Task description
Go through the records and extract every line with the word "Activo".

Material for this exercise
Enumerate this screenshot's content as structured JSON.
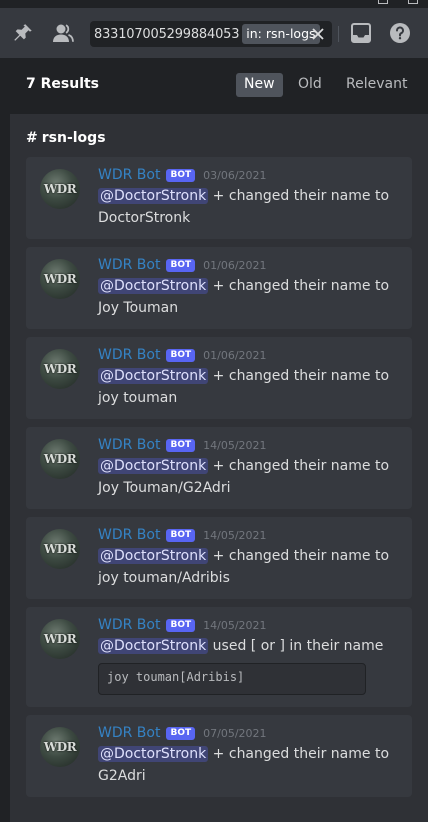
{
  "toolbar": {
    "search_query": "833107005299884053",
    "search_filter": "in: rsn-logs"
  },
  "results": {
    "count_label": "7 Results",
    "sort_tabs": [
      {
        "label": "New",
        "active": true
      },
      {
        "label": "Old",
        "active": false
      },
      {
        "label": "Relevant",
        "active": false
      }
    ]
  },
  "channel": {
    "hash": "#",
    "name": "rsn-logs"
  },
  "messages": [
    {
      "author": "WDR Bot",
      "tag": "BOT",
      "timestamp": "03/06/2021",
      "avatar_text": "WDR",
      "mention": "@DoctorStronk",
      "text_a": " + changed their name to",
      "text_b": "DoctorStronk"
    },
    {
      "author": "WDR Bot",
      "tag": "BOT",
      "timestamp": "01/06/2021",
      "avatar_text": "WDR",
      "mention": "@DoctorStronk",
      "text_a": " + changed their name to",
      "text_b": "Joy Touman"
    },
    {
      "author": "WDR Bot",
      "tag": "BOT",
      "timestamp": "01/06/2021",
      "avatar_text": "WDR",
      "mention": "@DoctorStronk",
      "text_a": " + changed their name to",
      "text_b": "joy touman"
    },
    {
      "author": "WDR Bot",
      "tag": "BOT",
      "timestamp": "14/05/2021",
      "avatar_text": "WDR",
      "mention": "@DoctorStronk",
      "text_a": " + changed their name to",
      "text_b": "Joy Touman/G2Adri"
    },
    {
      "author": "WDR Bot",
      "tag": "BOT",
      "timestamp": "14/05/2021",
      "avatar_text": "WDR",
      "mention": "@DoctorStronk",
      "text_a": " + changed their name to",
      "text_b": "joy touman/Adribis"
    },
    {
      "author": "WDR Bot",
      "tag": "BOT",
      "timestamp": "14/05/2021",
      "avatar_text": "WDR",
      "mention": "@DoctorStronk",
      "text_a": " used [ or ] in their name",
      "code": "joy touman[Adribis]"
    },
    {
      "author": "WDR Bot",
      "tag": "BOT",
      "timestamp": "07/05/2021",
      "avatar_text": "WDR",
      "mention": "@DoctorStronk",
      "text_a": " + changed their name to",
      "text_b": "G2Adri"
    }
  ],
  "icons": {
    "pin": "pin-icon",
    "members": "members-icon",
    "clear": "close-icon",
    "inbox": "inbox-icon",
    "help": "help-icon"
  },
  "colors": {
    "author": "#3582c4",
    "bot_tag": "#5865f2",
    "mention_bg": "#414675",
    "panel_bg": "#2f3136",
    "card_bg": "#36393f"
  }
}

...

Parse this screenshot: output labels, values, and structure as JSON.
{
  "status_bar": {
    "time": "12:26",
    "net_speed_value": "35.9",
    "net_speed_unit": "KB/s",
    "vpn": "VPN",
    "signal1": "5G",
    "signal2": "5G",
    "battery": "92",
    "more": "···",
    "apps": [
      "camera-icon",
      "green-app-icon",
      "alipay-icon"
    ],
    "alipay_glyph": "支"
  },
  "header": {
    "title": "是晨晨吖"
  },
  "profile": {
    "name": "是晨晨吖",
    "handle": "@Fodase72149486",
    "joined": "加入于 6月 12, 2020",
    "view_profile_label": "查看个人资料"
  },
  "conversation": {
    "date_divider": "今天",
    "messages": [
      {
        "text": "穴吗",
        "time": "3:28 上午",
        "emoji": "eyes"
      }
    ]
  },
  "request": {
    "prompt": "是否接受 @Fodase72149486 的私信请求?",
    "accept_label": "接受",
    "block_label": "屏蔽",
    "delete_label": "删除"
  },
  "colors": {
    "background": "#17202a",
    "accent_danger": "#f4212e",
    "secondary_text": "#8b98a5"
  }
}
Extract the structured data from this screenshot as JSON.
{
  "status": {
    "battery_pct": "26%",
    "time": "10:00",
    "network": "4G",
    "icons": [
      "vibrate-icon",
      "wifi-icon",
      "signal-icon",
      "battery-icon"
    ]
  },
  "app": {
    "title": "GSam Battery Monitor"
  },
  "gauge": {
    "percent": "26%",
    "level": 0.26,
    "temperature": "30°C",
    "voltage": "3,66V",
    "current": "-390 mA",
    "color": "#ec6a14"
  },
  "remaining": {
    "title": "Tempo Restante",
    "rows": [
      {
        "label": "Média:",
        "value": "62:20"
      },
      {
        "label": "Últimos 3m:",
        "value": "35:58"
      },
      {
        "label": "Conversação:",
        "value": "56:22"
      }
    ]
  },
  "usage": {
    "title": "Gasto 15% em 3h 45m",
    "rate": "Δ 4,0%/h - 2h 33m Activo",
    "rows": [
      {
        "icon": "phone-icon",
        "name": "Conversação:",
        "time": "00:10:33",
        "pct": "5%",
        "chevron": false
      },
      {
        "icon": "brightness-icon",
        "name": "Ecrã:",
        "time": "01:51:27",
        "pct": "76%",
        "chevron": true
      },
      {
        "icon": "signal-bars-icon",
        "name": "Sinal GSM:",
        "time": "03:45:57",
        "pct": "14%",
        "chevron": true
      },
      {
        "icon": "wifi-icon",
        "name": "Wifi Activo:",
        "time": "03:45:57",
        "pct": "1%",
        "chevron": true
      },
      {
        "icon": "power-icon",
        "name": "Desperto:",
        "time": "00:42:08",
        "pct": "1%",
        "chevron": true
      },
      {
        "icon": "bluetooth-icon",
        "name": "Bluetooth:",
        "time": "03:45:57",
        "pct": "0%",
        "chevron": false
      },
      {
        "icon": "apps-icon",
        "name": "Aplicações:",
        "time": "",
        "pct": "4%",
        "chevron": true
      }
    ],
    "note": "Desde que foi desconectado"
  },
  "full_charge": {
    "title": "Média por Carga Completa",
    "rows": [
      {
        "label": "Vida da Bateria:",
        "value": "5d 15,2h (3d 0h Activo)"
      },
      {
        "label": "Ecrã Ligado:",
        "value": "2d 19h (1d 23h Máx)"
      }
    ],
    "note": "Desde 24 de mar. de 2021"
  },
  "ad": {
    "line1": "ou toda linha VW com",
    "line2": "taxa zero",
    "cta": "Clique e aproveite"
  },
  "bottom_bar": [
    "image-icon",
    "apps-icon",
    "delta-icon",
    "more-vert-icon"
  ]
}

Output for this task
    "rate": "Δ 4,0%/h - 2h 33m Activo",
        "name": "Wifi Activo:",
        "value": "5d 15,2h (3d 0h Activo)"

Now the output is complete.